Oklahoma shaken by 40 earthquakes in one week, fracking waste blamed
In 2013, Oklahoma experienced 109 earthquakes of magnitude 3.0 or higher. In 2014, the number skyrocketed to 585 such seismic events, according to state website Earthquakes in Oklahoma. This puts the current rate at some 600 times the historical average.
A particularly intense bout of seismic activity occurred during a seven day period in late July, when 40 earthquakes with a magnitude of at least 2.5 were reported in Oklahoma, according to The Weather Channel.
“We are almost seven months through the year and we’ve almost tied the number of earthquakes we had in 2014. And of course, 2014 was an absolute record-breaking year for the number of earthquakes in Oklahoma,” state seismologist Austin read more…
Officials Confirm The Link Between Fracking Wastewater And Earthquakes
Oklahoma’s government confirmed this week that hundreds of earthquakes rocking the state are largely caused by oil and gas operations. The position marks a sharp turnaround for state officials, who for years expressed skepticism that Oklahoma’s earthquake swarm could be linked to the rampant underground disposal of wastewater from oil and gas wells.
The state’s energy and environment office on Tuesday launched a website, called Earthquakes in Oklahoma, which embraces the scientific consensus that injecting billions of gallons of wastewater near fault zones is triggering temblors in areas with little history of seismic activity. Until this week, officials had maintained that the spike in earthquakes was probably a natural phenomenon.
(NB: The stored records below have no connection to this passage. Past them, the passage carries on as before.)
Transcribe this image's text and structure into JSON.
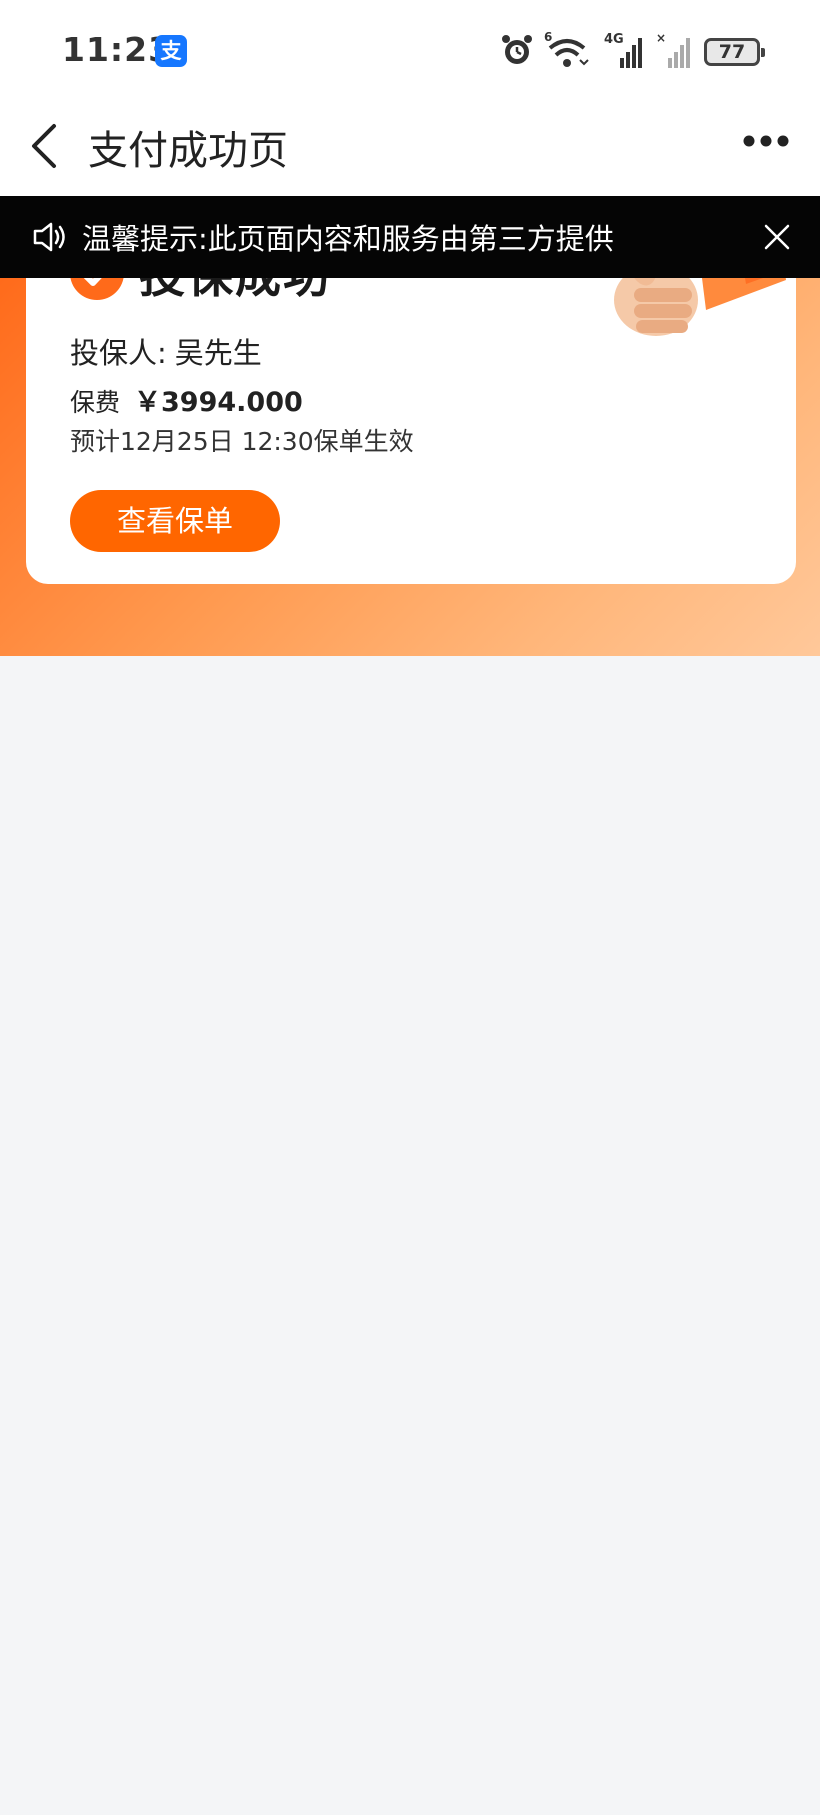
{
  "status_bar": {
    "time": "11:23",
    "app_badge": "支",
    "battery": "77",
    "network_label": "4G",
    "wifi_badge": "6"
  },
  "nav": {
    "title": "支付成功页"
  },
  "notice": {
    "text": "温馨提示:此页面内容和服务由第三方提供"
  },
  "result": {
    "title": "投保成功",
    "applicant_label": "投保人:",
    "applicant_name": "吴先生",
    "fee_label": "保费",
    "fee_amount": "￥3994.000",
    "effective_text": "预计12月25日 12:30保单生效",
    "view_button_label": "查看保单"
  },
  "colors": {
    "accent": "#ff6600",
    "banner_bg": "#050505",
    "page_bg": "#f4f5f7"
  }
}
Oklahoma experienced 585 earthquakes of magnitude 3.0 or greater last year — up from just 103 temblors of that size in 2013, according to the Oklahoma Geological Survey. Before 2008, when oil and gas drilling accelerated in Oklahoma, the state experienced only about two magnitude 3.0 earthquakes each year.
“While we understand that Oklahoma has historically experienced some level of seismicity, we know that the recent rise in earthquakes cannot be entirely attributed to natural causes,” the new state website says. “The Oklahoma Geological Survey has determined that the majority of recent earthquakes in central and north-central Oklahoma are very likely triggered by the injection of produced water [i.e., wastewater] in disposal wells.”
In the 1980s, Oklahoma experienced fewer than two magnitude 3.0 earthquakes (orange) on average each year. In this map, wastewater disposal wells (purple) are shown at current levels.
Oklahoma experienced 585 earthquakes (orange) of magnitude 3.0 or greater in 2014, up from 103 earthquakes the previous year read more…